- In the bowl of your stand mixer, place all the ingredients.
- With the flat beater on low speed beat and fully incorporate the dough. The dough will be wet and sticky.
- Switch to a dough hook and beat the dough vigorously for 5 minutes or until the sides of the bowl is cleared. You can knead the dough by hand on a floured surface, but this is a sticky-dough and any additional flour will result in a denser loaf.
- Place the dough in a lightly oiled bowl, turn over and let it rise until it doubles in size. Time can vary.
- Line a baking sheet with parchment paper.
- Roll out the dough on a really well floured surface to fit your baking pan.
- Divide the dough and roll up or twist them into two loaves.
- Sprinkle the top with flour.
- Place the loaves on the prepared baking sheet.
- Allow breads to rest for about 20 minutes in a warm, draft-free place. It will rise a bit but not considerably.
- Turn the oven to 500F. Set the timer for 9 minutes.
- Place the breads in the preheated oven. Set the timer for 5 minutes.
- After 5 minutes, reduce the oven to 400F. Set the timer for 9 more minutes.
- Remove the breads from the oven and place them on a wire rack to cool down completely before slicing.
This is the other egg bread experiment. These were made from leftover oatmeal porridge and the 0% plain yoghurt I had courtesy of our friend, Tony. As a rule I think 0% of anything is zero, but you don’t look a gift horse in the mouth. Olivia asked me the other day what that meant and then last night we had a chat with a couple of young people about how you can’t really use a second language studying grammar only. They were from
Russia and the . Both
funny and wonderful how Ukraine brings
people together. Canada
They turned out less chewy than artisan breads. When I took them out of the oven they were soft and squishy. But once they cooled down, they sliced beautifully. You can’t see the oatmeal or taste it.
1 Tbsp sugar
3 tsp instant yeast
1 tsp white wine vinegar
1 tsp salt
3-1/2 cups flour
1 cup thick cooked oatmeal porridge, chilled [but just porridge, without the brown sugar or cream]
1-1/2 cups 0% yoghurt
flour for handling
oil for greasing
- It began with posting a few recipes on line for my family. "zsuzsa is in the kitchen" has more than 1000 Hungarian and International recipes. What started out as a private project turned into a well visited blog.
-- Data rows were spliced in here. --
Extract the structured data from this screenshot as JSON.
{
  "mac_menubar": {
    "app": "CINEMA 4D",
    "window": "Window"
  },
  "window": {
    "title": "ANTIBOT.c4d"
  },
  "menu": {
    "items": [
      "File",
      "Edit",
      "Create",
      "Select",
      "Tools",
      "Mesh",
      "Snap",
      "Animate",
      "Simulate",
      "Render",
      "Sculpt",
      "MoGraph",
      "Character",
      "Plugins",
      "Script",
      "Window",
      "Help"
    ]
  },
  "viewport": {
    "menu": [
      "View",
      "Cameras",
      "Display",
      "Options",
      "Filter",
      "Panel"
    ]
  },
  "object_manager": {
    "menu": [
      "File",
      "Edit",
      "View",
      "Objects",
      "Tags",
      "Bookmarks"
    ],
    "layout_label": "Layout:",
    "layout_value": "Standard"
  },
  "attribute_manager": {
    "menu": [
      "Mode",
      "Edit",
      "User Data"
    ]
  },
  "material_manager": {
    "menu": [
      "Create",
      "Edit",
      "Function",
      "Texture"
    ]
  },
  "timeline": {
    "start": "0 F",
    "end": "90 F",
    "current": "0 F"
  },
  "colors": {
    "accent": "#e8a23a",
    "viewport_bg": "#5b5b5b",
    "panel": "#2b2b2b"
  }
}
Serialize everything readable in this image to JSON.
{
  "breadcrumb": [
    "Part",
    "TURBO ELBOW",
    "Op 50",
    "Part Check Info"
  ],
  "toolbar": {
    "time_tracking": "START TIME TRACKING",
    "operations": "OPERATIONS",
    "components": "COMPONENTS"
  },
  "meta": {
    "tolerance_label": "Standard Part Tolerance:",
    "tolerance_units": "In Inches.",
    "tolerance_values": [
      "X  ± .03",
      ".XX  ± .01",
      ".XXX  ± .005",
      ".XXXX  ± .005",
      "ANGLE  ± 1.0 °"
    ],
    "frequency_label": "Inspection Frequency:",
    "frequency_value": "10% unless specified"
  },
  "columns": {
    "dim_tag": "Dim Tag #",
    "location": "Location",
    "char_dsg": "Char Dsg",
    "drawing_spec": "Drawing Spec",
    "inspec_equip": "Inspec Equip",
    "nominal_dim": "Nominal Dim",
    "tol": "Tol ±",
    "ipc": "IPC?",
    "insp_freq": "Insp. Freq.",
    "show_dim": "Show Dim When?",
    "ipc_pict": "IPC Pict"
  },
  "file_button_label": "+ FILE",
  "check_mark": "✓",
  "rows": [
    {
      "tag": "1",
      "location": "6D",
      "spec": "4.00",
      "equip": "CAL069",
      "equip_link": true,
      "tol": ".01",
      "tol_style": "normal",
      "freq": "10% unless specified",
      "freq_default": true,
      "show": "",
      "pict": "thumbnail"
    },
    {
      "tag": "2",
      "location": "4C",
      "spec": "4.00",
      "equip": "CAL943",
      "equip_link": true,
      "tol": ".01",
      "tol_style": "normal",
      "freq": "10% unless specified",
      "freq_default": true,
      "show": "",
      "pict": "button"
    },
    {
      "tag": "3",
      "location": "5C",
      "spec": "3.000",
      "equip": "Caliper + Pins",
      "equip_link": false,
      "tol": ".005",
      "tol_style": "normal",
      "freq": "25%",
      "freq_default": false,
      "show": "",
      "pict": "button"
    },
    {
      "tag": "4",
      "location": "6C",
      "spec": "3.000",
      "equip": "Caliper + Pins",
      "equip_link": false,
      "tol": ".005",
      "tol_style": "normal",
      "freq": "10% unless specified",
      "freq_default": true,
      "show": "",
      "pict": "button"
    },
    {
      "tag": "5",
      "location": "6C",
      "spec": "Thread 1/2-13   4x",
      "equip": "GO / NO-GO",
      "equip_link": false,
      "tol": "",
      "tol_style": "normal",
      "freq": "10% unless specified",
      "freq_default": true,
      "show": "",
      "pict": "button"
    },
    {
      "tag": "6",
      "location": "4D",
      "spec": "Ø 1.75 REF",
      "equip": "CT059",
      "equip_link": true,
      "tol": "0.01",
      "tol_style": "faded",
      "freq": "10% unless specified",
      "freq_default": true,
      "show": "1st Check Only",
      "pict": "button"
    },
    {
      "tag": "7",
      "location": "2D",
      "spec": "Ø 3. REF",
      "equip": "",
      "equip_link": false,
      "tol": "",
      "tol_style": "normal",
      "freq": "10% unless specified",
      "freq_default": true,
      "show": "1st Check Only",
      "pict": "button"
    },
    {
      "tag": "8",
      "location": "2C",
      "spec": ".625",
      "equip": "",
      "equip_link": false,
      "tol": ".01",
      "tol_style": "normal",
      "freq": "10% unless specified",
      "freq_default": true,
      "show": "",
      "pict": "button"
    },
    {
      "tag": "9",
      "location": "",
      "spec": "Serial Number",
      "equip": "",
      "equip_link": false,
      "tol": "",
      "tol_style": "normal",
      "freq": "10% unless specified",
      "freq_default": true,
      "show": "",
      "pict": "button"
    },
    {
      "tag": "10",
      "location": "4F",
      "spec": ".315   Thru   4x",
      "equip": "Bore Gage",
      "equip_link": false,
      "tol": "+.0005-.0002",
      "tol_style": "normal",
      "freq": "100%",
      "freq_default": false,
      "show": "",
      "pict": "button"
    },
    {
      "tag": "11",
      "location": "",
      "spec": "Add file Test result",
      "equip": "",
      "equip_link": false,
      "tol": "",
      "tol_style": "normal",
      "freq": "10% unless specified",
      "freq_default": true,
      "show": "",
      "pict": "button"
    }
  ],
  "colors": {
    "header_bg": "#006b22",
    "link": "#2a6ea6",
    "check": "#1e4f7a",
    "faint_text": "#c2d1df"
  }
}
The number of visitors long passed the two million mark. I organized my recipes into an on-line cookbook. On top of the page click on the cookbook to access the recipes. I am not profiting from my blog, so my visitors will not be harassed with advertising or flashy gadgets. Feel free to cut and paste my recipes for your own use. Publication is permitted as long as it is in your own words and with your own photographs. However, I would ask you for an acknowledgement and link-back to my blog. Happy cooking!